The following is a re-post from the Southeast Construction Law Blog:
Contractors, subcontractors, and A&E firms all face differing levels of liability on construction projects. Managing that exposure is a key to maintaining profitability and ensuring your business is protected.
One issue I consistently see in my practice is companies taking too much liability for their scope of work on a project. For example, what should the liability of a subcontractor be who has a small $25,000 subcontract on a $15 million project? Should the subcontractor be liable for any and all damages?
Many subcontract agreements state that subcontractors are responsible for “any and all costs” caused by a subcontractor’s delay or interference with any portion of the work. While each party should be liable for damages it causes, this determination is never as clear as it seems.
General contractors (and sometimes owners) often control the timing, means, and methods of how a subcontractor performs its work. In those situations, it is difficult for me to explain to a subcontractor that it is liable for everything it does on site. Even so, many subcontractors’ feet are held to the fire for delay costs in the hundreds of thousands or millions of dollar range when their contract was initially very small.
Architecture and engineering firms face a similar dilemma. Many times A&E firms are brought into lawsuits in the millions of dollars when their scope of work may have been small. I have seen a civil engineer sued for $12 million when it performed a $1,600 staking job on a project.
In addition, A&E firms face a different challenge. Even if an architect or engineer prevails on the claim, the A&E firm has likely spent thousands of dollars in attorney’s fees, all chargeable to the A&E under the deductible in the Professional Liability Insurance policy.
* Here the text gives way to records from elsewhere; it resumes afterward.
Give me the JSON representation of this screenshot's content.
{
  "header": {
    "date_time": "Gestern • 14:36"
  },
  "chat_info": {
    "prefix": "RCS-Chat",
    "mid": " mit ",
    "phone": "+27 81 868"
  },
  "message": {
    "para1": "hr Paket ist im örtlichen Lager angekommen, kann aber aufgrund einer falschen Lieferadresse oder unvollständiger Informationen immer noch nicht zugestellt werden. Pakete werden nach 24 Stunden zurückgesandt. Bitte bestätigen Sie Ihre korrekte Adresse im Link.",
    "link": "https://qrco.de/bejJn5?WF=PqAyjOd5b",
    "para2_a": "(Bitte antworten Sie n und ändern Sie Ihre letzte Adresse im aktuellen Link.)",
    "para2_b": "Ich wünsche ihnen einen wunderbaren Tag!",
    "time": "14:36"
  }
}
Continue reading “Are You Accepting Too Much Liability on Your Construction Project?”